• [Task to complete]: As you look over the data below, please find each line where the word "icon" appears, then copy it.

### The data

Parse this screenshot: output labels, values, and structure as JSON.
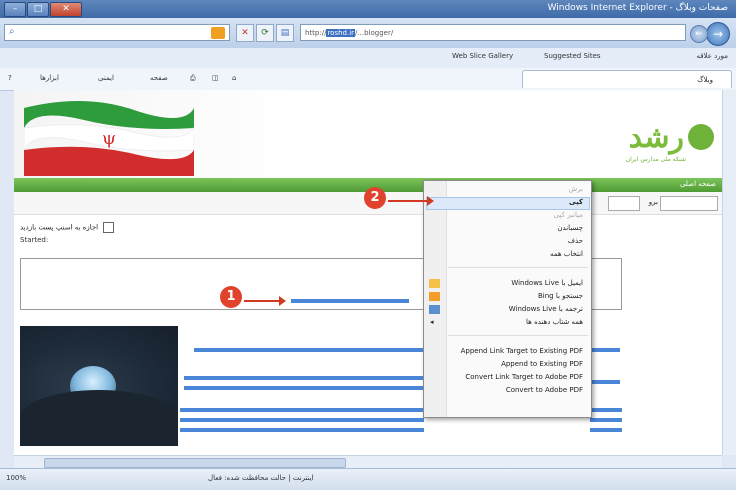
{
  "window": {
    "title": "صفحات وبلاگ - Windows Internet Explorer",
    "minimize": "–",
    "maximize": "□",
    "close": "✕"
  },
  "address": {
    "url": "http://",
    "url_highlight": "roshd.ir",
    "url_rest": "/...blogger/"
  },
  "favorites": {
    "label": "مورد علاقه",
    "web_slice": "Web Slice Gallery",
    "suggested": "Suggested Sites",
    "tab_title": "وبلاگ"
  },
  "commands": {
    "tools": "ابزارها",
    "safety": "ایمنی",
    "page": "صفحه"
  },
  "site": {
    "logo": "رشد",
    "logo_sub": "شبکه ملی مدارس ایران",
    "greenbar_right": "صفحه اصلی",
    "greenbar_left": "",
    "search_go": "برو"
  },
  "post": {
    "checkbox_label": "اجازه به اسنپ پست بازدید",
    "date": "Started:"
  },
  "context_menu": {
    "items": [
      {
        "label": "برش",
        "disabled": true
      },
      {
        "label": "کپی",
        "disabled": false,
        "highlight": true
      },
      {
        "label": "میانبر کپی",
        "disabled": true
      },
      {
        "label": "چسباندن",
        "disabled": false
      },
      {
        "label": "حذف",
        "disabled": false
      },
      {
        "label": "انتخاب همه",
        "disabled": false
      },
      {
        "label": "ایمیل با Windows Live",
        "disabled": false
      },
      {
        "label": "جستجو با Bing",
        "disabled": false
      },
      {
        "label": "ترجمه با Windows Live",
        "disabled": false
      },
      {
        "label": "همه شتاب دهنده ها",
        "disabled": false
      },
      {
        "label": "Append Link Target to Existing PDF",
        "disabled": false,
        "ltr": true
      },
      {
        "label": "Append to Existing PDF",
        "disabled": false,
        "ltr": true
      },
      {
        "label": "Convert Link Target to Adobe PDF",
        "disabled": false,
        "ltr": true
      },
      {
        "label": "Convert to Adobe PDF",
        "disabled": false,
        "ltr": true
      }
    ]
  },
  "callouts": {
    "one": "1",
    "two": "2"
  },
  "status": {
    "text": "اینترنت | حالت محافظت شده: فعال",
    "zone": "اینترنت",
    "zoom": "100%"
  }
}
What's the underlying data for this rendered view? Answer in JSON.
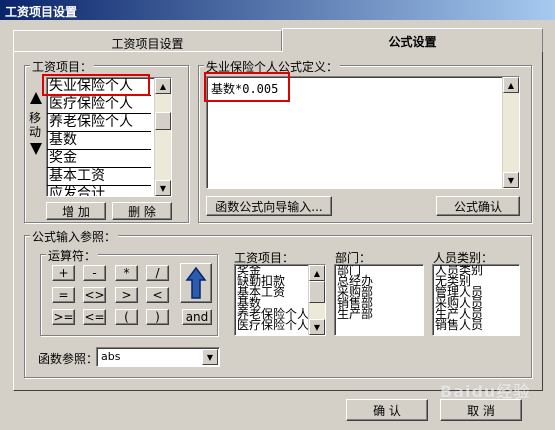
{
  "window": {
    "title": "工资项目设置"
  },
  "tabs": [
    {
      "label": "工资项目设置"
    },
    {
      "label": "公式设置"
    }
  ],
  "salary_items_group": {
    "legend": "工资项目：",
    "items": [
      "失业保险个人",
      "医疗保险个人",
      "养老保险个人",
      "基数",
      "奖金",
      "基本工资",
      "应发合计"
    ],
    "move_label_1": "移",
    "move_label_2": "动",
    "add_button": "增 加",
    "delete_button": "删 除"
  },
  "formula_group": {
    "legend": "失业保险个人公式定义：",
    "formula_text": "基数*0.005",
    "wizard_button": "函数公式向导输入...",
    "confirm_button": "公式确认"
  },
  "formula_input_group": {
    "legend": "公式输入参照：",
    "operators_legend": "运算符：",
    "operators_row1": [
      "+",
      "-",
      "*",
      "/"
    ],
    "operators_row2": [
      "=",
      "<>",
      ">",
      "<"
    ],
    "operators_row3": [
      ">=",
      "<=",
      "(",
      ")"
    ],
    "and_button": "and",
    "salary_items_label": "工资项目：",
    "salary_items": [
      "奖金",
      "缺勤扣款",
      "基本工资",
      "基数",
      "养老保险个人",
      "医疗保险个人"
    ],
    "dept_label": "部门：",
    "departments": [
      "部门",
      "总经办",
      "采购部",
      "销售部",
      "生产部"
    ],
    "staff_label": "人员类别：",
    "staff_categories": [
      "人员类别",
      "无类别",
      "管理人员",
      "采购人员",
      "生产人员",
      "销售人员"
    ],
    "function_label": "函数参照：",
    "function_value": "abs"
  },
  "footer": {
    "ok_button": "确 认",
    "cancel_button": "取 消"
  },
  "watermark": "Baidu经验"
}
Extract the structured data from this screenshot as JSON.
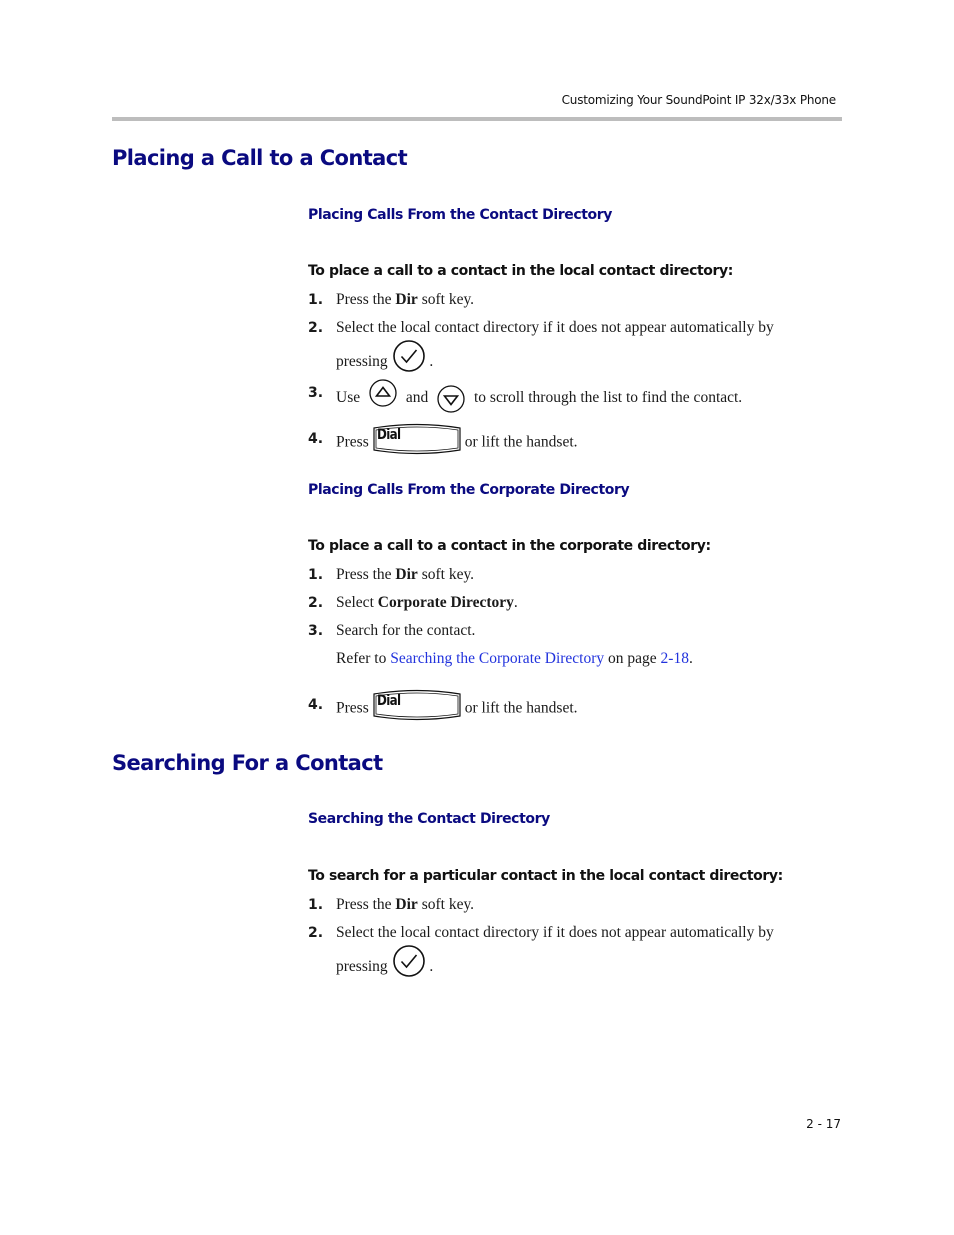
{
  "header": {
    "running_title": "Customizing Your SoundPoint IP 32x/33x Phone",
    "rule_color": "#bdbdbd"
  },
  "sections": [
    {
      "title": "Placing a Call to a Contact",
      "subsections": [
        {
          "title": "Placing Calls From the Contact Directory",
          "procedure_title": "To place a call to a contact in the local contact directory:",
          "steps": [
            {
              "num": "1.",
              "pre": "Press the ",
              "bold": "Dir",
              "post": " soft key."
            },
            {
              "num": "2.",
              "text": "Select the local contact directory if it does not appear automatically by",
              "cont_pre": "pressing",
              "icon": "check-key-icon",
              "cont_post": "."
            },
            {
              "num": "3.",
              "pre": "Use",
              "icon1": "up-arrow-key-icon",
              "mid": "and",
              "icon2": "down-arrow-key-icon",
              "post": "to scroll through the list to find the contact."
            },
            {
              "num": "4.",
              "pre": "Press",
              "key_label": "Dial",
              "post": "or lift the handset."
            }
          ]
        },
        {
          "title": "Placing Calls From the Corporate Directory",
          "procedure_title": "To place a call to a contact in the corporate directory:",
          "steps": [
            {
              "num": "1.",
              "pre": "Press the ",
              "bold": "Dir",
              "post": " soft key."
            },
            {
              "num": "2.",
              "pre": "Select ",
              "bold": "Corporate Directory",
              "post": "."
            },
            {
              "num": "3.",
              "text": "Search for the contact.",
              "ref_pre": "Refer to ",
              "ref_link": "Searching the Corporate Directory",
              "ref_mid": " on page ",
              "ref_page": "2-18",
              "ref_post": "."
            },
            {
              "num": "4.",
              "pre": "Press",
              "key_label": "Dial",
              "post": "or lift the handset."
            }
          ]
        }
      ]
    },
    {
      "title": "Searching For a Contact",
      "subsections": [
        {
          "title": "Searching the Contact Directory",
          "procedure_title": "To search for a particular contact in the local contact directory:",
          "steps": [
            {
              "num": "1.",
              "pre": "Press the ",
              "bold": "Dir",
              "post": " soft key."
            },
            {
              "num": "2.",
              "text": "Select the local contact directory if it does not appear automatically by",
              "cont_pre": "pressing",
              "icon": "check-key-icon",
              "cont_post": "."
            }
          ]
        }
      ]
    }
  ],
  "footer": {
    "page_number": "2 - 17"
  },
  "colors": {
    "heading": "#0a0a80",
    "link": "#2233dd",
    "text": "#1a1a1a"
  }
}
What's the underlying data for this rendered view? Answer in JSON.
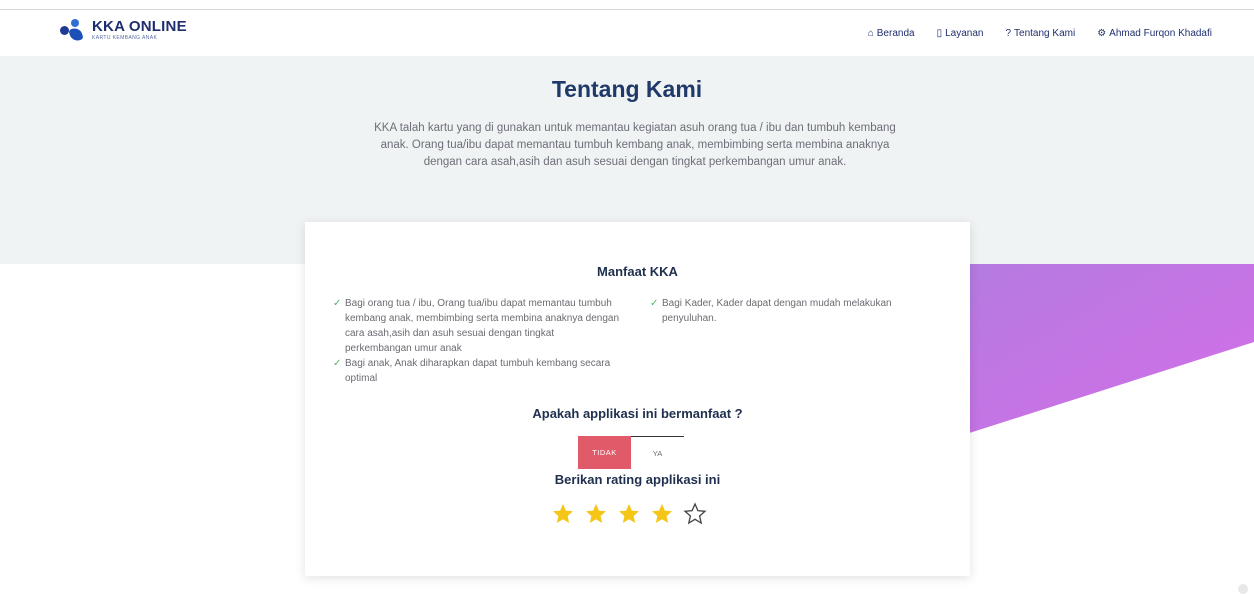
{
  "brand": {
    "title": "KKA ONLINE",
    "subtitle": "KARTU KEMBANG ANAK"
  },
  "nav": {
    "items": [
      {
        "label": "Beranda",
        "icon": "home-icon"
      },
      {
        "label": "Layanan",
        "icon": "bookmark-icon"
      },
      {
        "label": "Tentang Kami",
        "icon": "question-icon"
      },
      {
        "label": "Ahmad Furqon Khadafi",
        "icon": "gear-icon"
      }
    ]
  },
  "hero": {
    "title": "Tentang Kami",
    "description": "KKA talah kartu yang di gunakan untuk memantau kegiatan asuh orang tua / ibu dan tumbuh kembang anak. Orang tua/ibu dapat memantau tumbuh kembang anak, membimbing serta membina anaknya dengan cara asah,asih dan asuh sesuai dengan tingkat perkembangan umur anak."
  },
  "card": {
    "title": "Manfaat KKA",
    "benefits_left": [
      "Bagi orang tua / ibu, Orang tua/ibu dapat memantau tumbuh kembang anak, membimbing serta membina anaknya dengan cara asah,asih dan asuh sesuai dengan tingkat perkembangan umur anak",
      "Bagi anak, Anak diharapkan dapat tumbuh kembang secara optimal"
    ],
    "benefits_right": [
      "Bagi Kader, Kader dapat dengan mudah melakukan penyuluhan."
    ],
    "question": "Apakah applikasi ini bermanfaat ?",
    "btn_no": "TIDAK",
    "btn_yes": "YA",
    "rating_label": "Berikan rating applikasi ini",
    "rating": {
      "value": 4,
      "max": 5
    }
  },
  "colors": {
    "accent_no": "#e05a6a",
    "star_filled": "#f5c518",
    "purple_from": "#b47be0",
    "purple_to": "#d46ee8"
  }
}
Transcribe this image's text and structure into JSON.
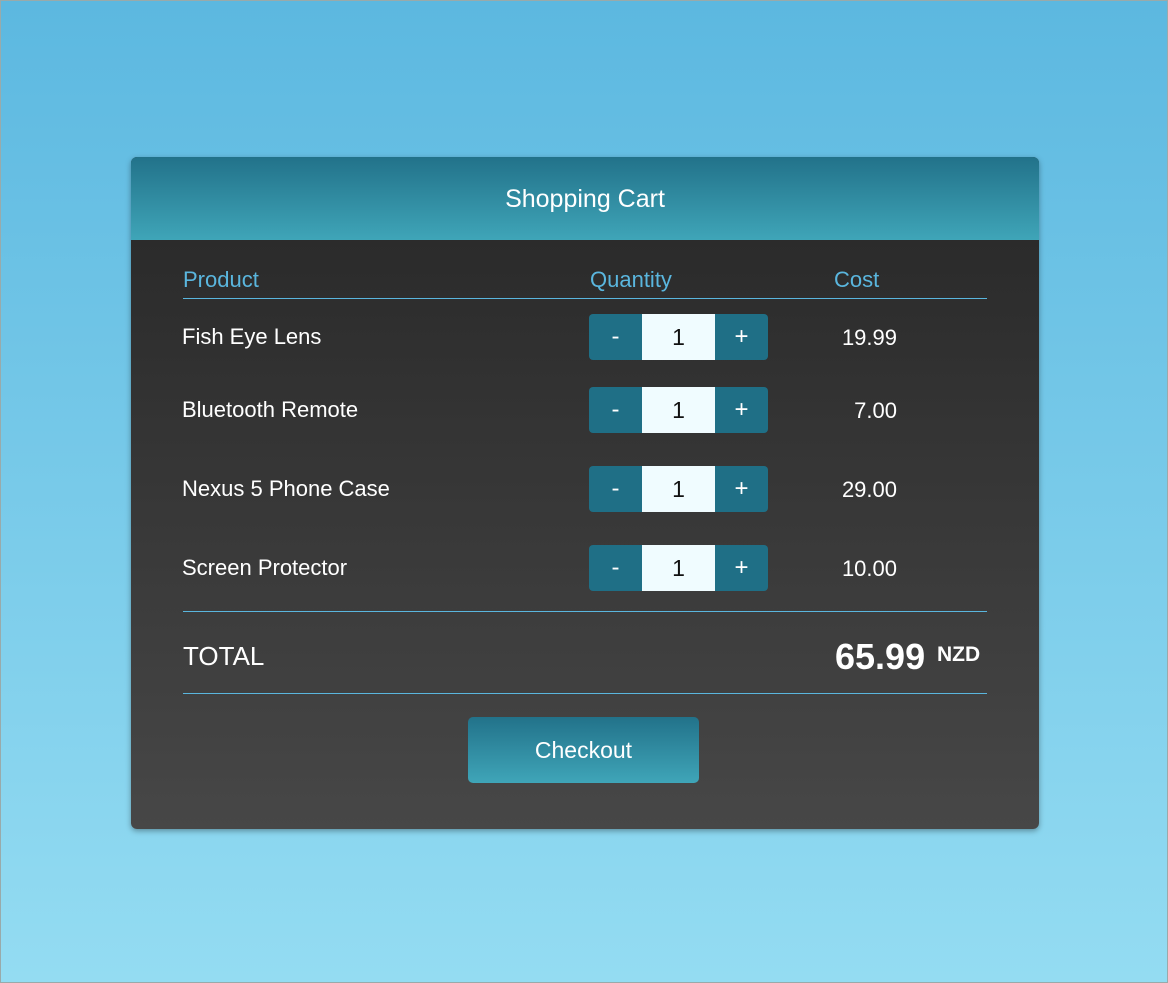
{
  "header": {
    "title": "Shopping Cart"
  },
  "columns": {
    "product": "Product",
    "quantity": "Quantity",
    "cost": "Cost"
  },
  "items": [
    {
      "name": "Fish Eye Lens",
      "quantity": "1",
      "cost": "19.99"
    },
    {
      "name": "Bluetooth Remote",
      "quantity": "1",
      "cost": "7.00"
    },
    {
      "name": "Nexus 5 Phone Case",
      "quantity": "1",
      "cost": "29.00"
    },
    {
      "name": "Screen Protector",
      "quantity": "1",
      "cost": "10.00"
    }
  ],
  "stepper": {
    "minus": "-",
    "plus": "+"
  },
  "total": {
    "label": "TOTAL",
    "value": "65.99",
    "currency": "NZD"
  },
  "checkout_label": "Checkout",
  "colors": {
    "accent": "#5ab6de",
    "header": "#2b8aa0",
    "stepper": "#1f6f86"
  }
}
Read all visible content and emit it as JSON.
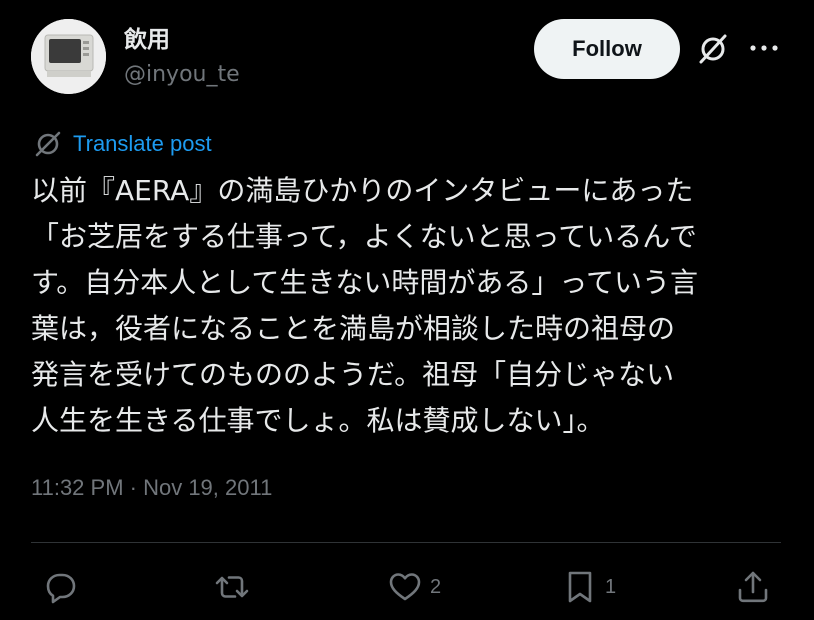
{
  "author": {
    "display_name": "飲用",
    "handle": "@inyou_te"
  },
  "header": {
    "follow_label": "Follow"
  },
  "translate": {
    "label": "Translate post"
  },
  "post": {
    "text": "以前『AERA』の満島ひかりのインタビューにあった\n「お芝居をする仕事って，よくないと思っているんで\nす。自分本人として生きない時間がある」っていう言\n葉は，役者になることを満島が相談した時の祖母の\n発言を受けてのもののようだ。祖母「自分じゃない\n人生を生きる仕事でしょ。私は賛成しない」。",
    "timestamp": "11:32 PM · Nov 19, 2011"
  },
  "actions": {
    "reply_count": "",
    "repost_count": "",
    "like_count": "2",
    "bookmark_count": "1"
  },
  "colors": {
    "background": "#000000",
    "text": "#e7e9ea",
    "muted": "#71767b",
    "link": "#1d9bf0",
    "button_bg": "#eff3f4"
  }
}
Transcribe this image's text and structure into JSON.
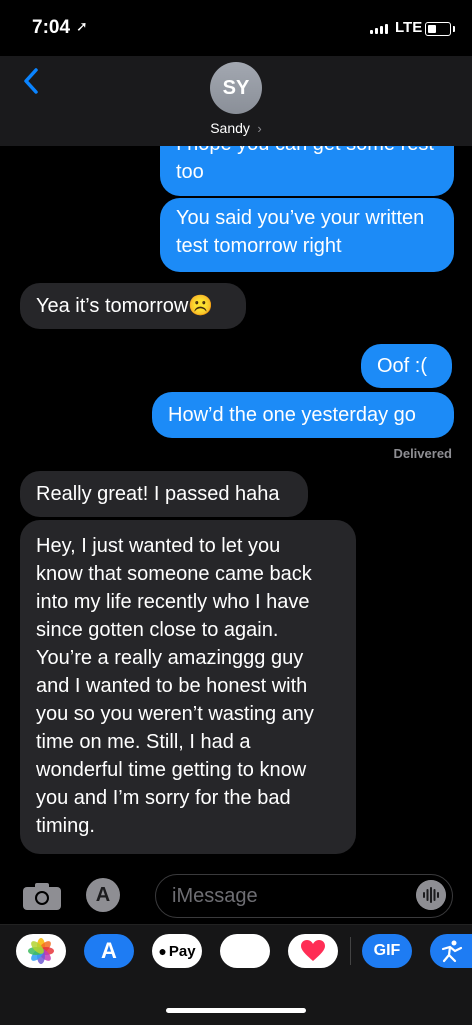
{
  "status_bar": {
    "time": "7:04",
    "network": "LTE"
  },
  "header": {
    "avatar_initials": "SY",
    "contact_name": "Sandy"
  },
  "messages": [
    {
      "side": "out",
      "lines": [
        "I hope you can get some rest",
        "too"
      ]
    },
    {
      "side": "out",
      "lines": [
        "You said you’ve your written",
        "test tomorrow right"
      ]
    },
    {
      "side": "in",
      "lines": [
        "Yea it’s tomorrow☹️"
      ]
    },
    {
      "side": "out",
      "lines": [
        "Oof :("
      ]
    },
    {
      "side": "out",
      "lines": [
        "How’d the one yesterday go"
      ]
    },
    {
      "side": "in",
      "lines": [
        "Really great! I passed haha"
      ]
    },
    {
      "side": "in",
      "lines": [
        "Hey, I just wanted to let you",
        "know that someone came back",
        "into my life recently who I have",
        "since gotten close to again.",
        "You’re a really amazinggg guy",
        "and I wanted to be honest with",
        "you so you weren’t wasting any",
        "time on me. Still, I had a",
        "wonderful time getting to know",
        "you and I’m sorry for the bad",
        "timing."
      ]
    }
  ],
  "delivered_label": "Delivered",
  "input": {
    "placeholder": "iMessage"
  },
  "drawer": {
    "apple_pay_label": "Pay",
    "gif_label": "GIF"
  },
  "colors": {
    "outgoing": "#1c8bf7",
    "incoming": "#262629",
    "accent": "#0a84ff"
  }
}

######

• [Answer for the task]:
              "icon": "check-key-icon",
              "icon1": "up-arrow-key-icon",
              "icon2": "down-arrow-key-icon",
              "icon": "check-key-icon",
        "icon": "home-icon"
        "icon": "bookmark-icon"
        "icon": "question-icon"
        "icon": "gear-icon"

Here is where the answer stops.